Being out there felt oh-so-good though. I started the run by heading up Lexington for 20 blocks. I kept it slow and steady, just trying to settle into a comfortable pace without having to think about it. By 59th Street, I was ready to move over to Madison, since I prefer to climb that hill (you know, the East Side hill that spans from 60th to 67th) while staring at luxe clothing rather than Hunter Colleges’ grim buildings and somber students. By the time I hit the 72nd Street entrance to Central Park, I felt like a powerhouse.
You can’t tell here, but it was 55 degrees as I crossed the threshold into the park. At this point, I was somehow about 10 minutes ahead of schedule (I’m not superwoman, I must have just left my house earlier than I thought), so at the risk of overdoing it, I slowed down. Remember, I told myself, the point of today is to run far, not hard. Just keep it together, and you’ll finish this without fueling another fever.

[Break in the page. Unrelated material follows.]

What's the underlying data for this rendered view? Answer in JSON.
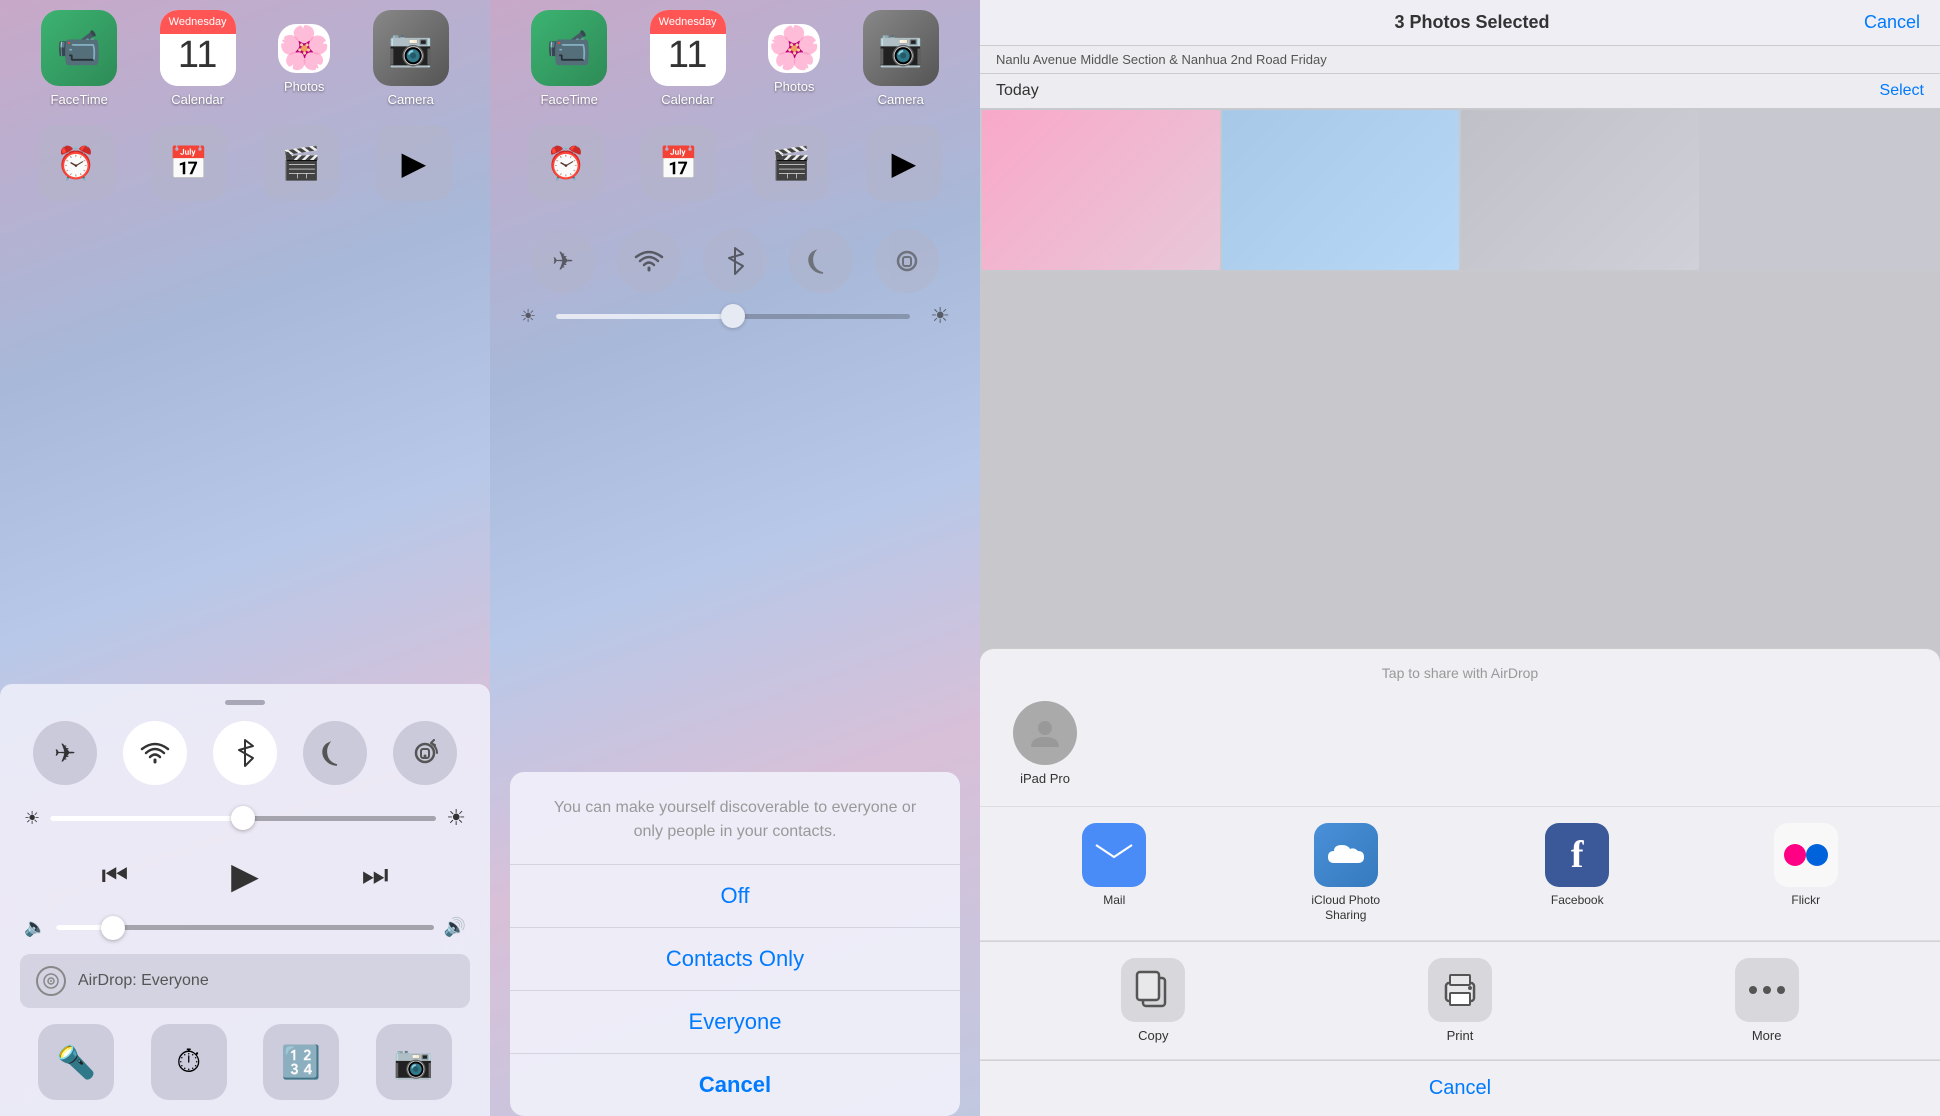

To maintain a steady pace, I decided to make the run fun and random. I veered right, jogging down the steps toward the Bethesda Fountain, just to hang out for a few seconds at one of the most peaceful places in all of Manhattan.
Then turned around, and frolicked around that little area made famous by the HBO version of Tony Kushner’s Angels in America.
Then headed back up the stairs toward the path to join the hordes of runners, many who seemed to be seriously training for the NYC half marathon. (Good luck to you all!)
It seemed that sticking to a steady pace worked, and by the time I was heading south toward the bottom of the park, past a couple of other really calming, picturesque, wish-I-could-stay-here-all-day type of spots…
…I found myself running north again, if only to squeeze a few extra blocks into this memorable morning run.
I considered exiting where I entered, at 72nd Street, but like I’ve said before, I’ve been known to overdo it. Go home Stacy, said my brain. So I did. I made my way back into the real world around 59th Street, and ran the entire way back home down 5th Avenue.
This run had everything: the sights, the challenges, the moments of total ease. There were times when I felt like I could run forever, and there were times when I felt out of breath (hi, congestion), winded and ready to call its quits. But the best part about Thursday’s run was that it was an accomplishment. I set out to do something at the beginning of the week, and so far, I’ve been able to check off everything on that list.
I know that a 30-minute walk to and from work doesn’t sound like a lot; nor does a 3-mile run; nor does a 5-ish mile run (to some). But these small achievements are all part of a bigger plan. I want to run the Cherry Blossom 10-Miler, and I want to run it strong. After that, I’m sure I’ll have another goal in store. That’s just how the running bug works. It’s a little addicting, but if you ask me, there are way worse things to be obsessed with in this world.
On another note, saving change for the past year has finally paid off. I will officially be purchasing my next pair of sneakers with $95 of quarters, nickels, dimes and a few pennies.